Looking critically at the garment once more, Martha smoothed a ruffle. “That is very kind, my dear. You will turn every other girl green with envy. And why not? You are the most beautiful of the famous Appleton sisters, after all! Come now, put on your gloves and your earbobs, and let’s go show the ladies!”
Penelope grinned in excitement and, still holding her dress aloft, rushed out to the parlor where Jennifer and Winifred waited with their aunt Eve. The dressmaker dramatically turned up the gaslights as Penelope stepped out from behind a curtain onto the stage.
Three gasps sounded at once as the sisters rose in unison, while Eve fumbled in her pocket for her lace handkerchief.
“Why, Pen, you are stunning!” Jennifer cried, a toddler on her knee. Scholarly Winifred removed her glasses to polish them on her sleeve, and then peered through the spectacles once more with approval. Aunt Eve dabbed at her eyes, choking back tears before coming to stand before her niece, her face full of emotion.
“You are radiant, my dear! Your parents would have been so proud! Who else would have thought of putting a black velvet ribbon at the waist but you! You were always so clever! Your mother often talked about your debut and the plans she had for all of you.

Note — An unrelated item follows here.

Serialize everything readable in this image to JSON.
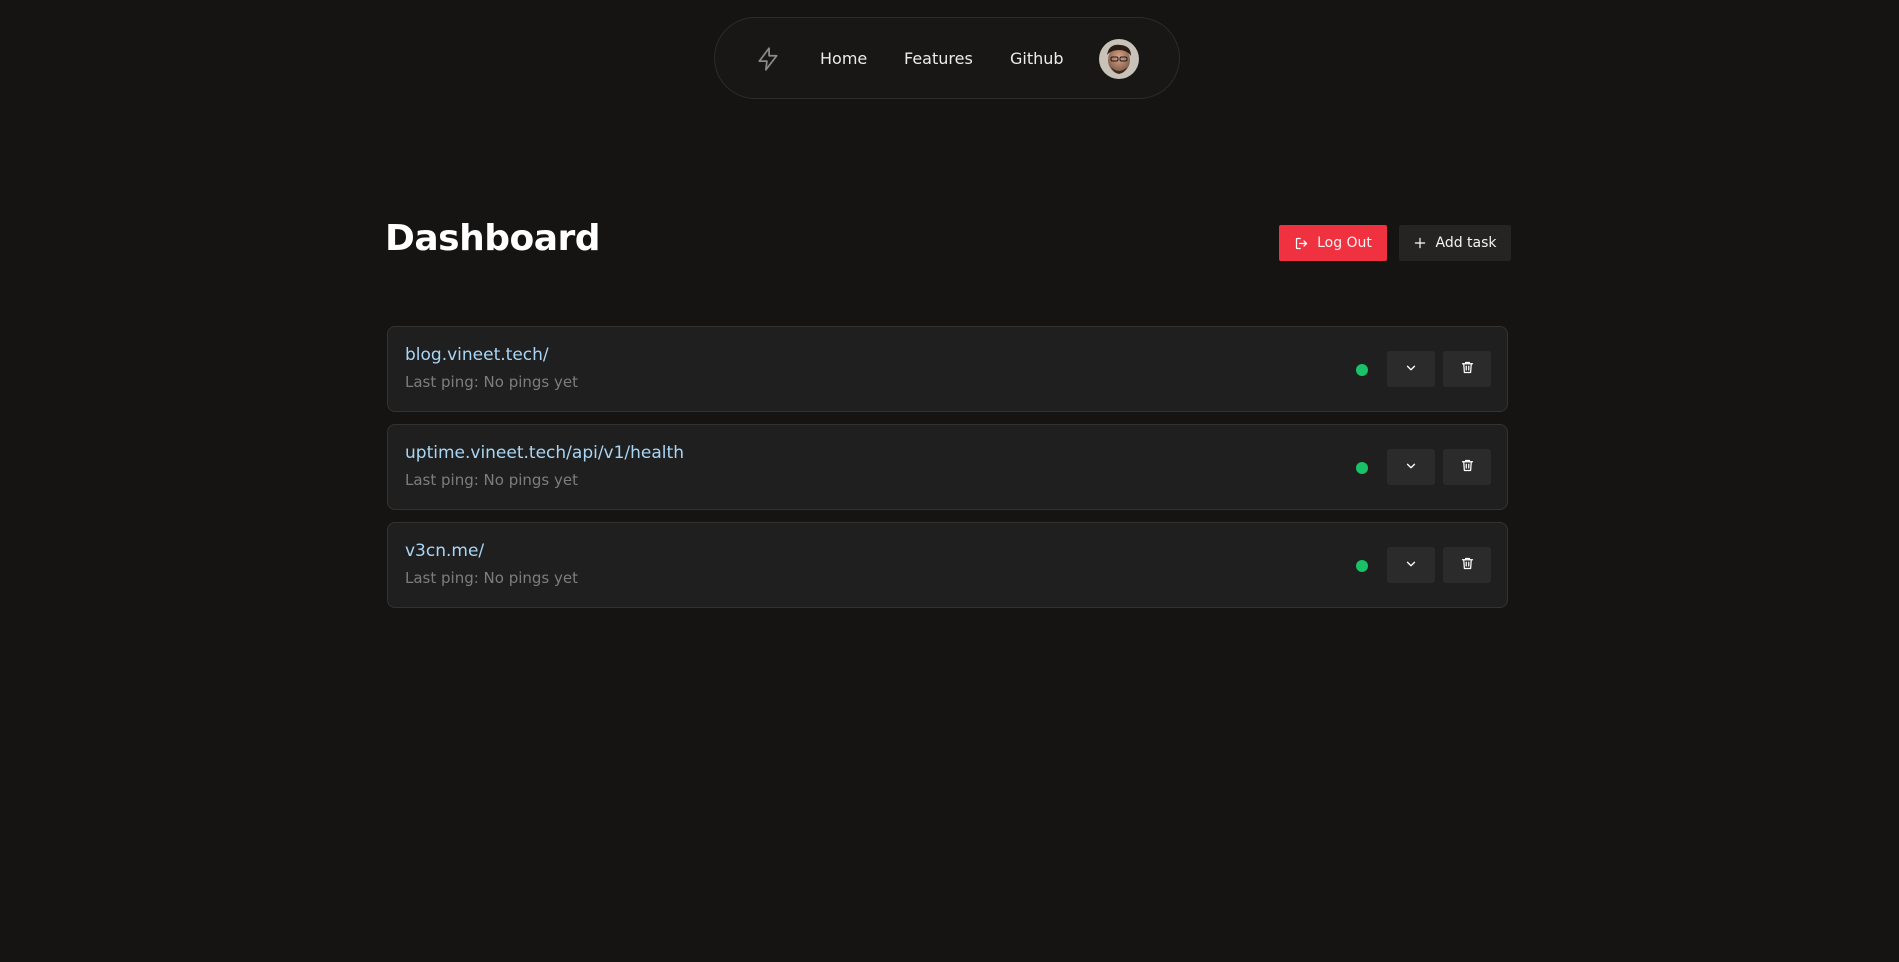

And now with two of you well married,” she glanced at Jennifer and Winifred approvingly, “that only leaves our Penny. I wish your mother could be with us here today!”
“I feel she is,” Penelope whispered, glancing into the mirror with an odd look. “I
she is,” she repeated more firmly.
The sisters were silent for a moment, thinking of their parents who had passed several years ago. It was Jennifer who looked up first, gave her sister a grin, and
indicated the lovely gown. “I want to hug you, but I’m afraid to wrinkle that dress!”
“Pooh.” Penelope whirled around and opened her arms to embrace them all. This time their tears flowed freely. Eve cried daintily into her linen cloth, careful not to wet the gown, Jennifer choked, and Winifred sniffled.
They made a charming picture. Jennifer, her dark blond hair pulled back into a loose chignon and her mischievous gray eyes brimming with tears, looked as proud as any doting mother. Winifred’s severe bun and restrained dress only emphasized her elegant features, which were filled with affection for her younger sister. And Aunt Eve, plump and pretty in her blue morning dress with her sugar-spun hair gleaming in the lamplight, looked like a fairy godmother.
Even the dressmaker joined in the emotional storm, wailing loudly before blowing her nose into her handkerchief with a snort that startled the other women into laughter.
“There, there, now, we must be careful of the pins!” Martha, realizing the danger to her creation, wedged herself in the middle of the fray. “You can change now, dear. I’ll stitch this up today and be ready to press it tomorrow. Saturday evening, mark my words, you will be the belle of the ball! And then I will be designing your wedding gown!”